The general timeline I'm looking at is getting all my experimentation done this week, going away for my Les Mis work placement next week, then getting straight on with the actual dress the week after.  I really need to be completely focused with this project, as that week will be the only time I'll really have help from my tutors.  After that I'll need to spend the Easter Holidays getting my dress pretty much finished.  I might look into some sort of surface decoration.  Sarina mentioned art deco sunbursts last week, so they're a possibility.  We do want to keep the silhouette quite simple and elegant though, so I need to be careful about putting too much flounce into it.  The important part will be getting the cut absolutely perfect.  This needs to be a (potentially) exhibition-quality piece!

Sunday, 20 March 2011

In the Beginning...

I've been slightly delayed in starting up this blog, the reason being my involvement in an extra-curricular project; Dance Waves 2011 - Navigating Circus, in which I was responsible for supervising the making of the costumes for all 62 children performing.  Alongside supervising, I was also involved in miscellaneous other roles, such as pattern drafting, cutting, making, and dyeing, and was responsible for getting the costumes to London for their fitting during the dress rehearsal, which was today.

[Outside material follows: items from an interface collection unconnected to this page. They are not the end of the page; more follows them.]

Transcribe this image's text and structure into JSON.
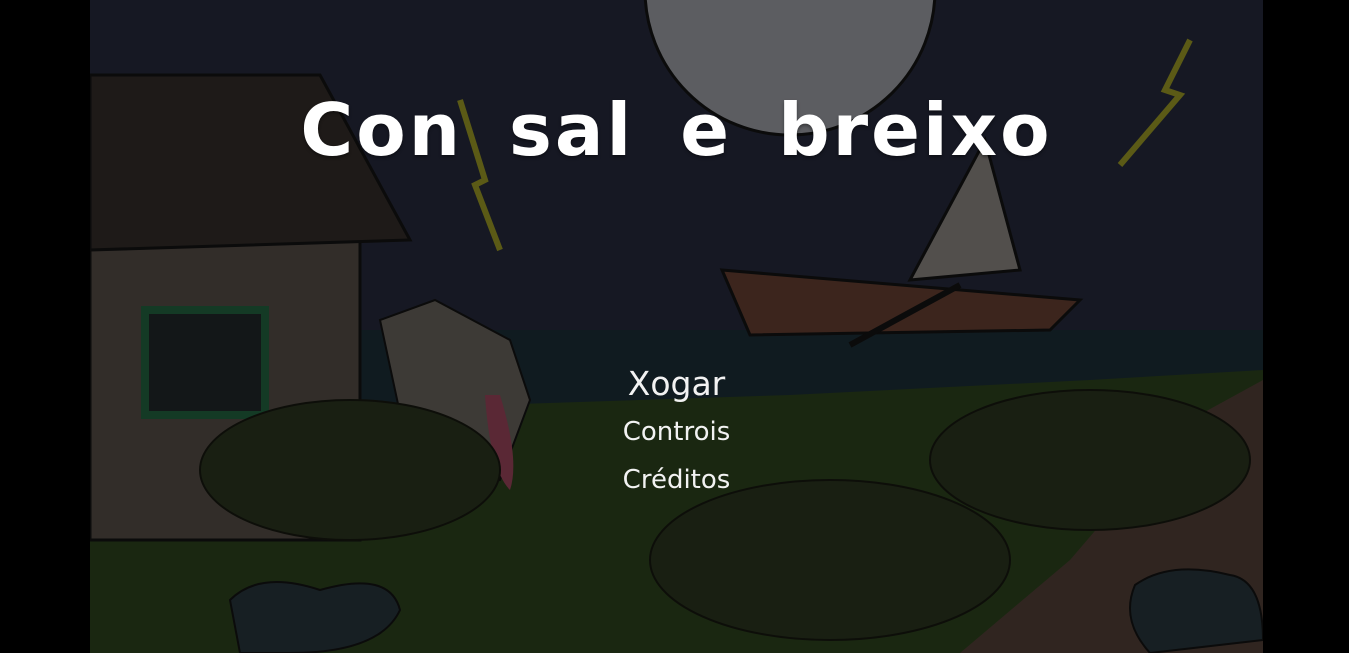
{
  "game": {
    "title": "Con sal e breixo",
    "menu": {
      "play": "Xogar",
      "controls": "Controis",
      "credits": "Créditos"
    }
  },
  "colors": {
    "sky": "#1c1f2c",
    "moon": "#d7d9dc",
    "grass": "#2f4a1e",
    "path": "#7a5a45",
    "text": "#ffffff",
    "lightning": "#b7b32a",
    "flowers": "#c04a8c"
  }
}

The overwhelming nature of this task proved my original plan for SDP impossible.  I had hoped to spend the unit exploring 1930s bias cutting with special reference to the work of Madeline Vionnet, but found that Dance Waves was cutting too severely into time that I should have been spending starting my research, so a compromise had to be found.

Thus, this unit will now consist of two parts.  The first will be my supervisory work for Dance Waves, supported by a detailed Supervisor's Bible with information and photos related to the making up and outcome of each design.
The second will be a making project; constructing a late 1920s style bias cut dress based on a design by Sarina Haskings but open to some interpretation.  The final dress will appear in a fashion event happening in June.  In this way I'll be able to draw on the knowledge I've already garnered from my initial research into Madeline Vionnet, whilst setting myself a project that can be more feasibly finished in the time available.

Most of the information I will post here about my Dance Waves work will be retrospective, as the bulk of it is now over.  My aim had been to get as much complete as possible for today's dress rehearsal, so I know just have about a full day's worth of work ahead of me left to finish things off before the actual performance, next sunday (27th March).  This means that this week I'll finally be able to turn my attention to the second part of my SDP.  Sarina is planning on bringing in her designs tomorrow, so I'll be able to get a clearer picture of what it is she wants then.

More information on both projects to follow!